> **EXERCISE PROMPT**
Going through the entries below, copy out each line that contains "Custom".

___ THE DATA

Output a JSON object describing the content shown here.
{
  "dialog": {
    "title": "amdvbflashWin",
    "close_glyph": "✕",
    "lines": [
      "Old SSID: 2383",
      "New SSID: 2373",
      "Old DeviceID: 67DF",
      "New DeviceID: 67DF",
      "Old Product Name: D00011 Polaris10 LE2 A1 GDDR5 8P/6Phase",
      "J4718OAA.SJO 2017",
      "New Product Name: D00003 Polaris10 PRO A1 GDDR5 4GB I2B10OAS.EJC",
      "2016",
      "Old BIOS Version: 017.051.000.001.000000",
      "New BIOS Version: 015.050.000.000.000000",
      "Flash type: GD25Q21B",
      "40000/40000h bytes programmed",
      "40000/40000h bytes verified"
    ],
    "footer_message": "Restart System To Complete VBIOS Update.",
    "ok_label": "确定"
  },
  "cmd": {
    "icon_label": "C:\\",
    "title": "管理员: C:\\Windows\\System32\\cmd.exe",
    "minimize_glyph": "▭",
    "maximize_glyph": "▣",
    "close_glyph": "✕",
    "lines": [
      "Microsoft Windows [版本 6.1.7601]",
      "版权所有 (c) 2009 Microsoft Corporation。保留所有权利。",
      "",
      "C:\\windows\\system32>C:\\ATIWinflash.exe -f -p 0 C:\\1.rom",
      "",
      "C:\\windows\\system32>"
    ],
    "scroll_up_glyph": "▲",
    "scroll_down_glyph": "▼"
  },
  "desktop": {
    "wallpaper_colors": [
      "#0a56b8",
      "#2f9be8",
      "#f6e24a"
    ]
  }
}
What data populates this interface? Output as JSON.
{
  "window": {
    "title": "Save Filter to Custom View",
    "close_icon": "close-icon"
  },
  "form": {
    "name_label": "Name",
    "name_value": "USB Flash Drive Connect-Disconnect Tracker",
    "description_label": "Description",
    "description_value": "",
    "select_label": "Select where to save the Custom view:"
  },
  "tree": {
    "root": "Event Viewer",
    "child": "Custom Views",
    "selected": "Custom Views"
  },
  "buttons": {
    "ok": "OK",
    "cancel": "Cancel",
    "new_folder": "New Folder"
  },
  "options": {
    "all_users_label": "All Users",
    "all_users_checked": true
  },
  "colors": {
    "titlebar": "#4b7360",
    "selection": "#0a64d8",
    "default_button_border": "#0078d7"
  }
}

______

> **EXERCISE SOLUTION**
    "title": "Save Filter to Custom View",
    "select_label": "Select where to save the Custom view:"
    "child": "Custom Views",
    "selected": "Custom Views"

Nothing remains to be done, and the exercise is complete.